Big Data Is Defining Today's Jobs
The demand in both private industry and public policy arenas for MBAs and master’s graduates who can process and evaluate multiple information streams is increasing.
For companies to realize the potential benefits of big data they need managers who have the ability to sift through information, solve business problems, and strategize. But companies are facing a shortage of such management talent. According to a McKinsey & Co. study conducted last year, the United States alone will face a shortage in 2018 of 140,000 to 190,000 people with the deep analytical skills needed for processing big data as well as 1.5 million managers and analysts with the know-how to make decisions based on their analysis.
Graduate business schools and management programs have always been a key source of such talent and many have responded to the rapidly changing business environment by including more academic offerings based on data analytics, aka business intelligence, to ensure their graduating students can help meet the looming talent gap.
Test Your Big Data Skills
Your success in today's workplace hinges on your performance in the classroom today. The skills measured on the recently introduced Integrated Reasoning (IR) section of the GMAT exam represent the requisite analytical training and knowledge you will need to grow and succeed in a data-rich world. The IR section of the GMAT exam was developed over several years with your future in mind, based on feedback from 740 b-school faculty worldwide who identified skills important to the academic success of today’s incoming students. Management programs want students who can bring these skills to the classroom, and employers worldwide agree that the skills match their talent needs. The vast majority of the 636 global corporate recruiters we surveyed in February told us the four specific IR skills that the GMAT exam now measures are “very important” skills for their new business hires to have. (See details in the graphic below.)
Discover, Innovate, and Create With Data

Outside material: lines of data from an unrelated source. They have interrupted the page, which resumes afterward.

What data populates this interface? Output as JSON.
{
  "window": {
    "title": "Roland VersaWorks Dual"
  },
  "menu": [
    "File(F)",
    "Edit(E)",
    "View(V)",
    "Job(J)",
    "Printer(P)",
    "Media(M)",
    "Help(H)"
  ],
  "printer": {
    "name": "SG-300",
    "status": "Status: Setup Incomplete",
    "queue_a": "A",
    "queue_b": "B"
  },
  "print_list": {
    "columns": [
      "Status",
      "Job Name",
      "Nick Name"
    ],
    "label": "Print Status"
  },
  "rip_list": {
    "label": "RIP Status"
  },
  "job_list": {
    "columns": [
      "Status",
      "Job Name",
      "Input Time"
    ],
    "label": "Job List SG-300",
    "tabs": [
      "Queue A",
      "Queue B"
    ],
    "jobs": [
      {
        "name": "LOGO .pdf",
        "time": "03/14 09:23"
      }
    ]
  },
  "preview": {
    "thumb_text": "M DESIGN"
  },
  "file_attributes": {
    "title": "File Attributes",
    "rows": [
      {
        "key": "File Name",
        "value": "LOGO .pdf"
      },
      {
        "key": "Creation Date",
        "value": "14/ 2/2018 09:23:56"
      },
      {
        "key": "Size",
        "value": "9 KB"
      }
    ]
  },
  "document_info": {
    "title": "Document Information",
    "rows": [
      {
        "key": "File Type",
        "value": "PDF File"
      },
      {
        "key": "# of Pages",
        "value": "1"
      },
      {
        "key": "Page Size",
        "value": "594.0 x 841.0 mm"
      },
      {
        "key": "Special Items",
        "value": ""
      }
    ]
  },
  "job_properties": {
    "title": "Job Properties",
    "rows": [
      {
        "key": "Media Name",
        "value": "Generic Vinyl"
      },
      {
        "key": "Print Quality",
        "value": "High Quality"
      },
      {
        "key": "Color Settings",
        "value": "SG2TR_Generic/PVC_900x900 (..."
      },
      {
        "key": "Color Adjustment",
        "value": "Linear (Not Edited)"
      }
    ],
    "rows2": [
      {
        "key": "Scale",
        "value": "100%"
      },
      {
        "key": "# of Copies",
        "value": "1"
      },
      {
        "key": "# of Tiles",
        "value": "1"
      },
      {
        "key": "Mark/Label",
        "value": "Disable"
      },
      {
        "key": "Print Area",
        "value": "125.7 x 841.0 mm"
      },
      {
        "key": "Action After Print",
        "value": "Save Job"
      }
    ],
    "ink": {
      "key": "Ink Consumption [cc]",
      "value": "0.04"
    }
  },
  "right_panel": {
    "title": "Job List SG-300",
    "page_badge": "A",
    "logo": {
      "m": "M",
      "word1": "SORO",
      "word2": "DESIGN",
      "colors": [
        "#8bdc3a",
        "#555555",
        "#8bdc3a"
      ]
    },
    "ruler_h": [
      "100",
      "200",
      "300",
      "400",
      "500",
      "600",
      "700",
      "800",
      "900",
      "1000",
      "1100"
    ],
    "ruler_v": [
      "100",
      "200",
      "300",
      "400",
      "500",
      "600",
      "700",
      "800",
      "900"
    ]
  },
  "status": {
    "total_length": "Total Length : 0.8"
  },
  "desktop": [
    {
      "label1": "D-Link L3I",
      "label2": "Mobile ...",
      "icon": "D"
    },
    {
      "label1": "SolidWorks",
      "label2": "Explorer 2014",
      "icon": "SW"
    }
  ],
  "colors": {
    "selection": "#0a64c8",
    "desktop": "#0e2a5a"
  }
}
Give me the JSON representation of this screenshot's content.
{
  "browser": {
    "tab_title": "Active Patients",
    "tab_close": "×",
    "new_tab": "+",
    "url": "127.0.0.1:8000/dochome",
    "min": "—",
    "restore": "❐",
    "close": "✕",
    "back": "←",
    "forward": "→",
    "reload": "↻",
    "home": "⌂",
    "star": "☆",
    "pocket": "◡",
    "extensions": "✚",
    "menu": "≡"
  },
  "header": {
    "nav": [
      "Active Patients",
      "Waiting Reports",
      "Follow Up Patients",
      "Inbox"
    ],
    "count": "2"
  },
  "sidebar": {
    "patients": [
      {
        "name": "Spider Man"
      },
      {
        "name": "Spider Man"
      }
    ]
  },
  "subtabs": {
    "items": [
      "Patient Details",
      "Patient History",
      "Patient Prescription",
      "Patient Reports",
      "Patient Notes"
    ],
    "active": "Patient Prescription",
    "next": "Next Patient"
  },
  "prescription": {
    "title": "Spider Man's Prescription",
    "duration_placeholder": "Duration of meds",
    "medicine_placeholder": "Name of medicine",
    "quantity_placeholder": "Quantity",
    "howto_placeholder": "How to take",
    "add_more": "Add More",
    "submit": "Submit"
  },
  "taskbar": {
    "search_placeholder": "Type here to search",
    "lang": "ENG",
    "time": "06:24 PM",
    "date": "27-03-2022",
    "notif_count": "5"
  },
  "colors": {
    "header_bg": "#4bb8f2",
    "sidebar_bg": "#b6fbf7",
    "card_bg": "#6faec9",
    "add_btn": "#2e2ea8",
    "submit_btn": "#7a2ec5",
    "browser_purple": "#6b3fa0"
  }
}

There’s no denying we live in an information-based economy. To succeed in it, you need to be adept not only at managing massive amounts of information, but also at determining what is relevant, knowing how to incorporate it into strategic decision-making and problem-solving, and building off of it to develop new products, improve service and productivity, and possibly create new jobs and businesses. This is true no matter where you chart your career path, be it in banking, consulting, IT, manufacturing, health care, government policy, or marketing.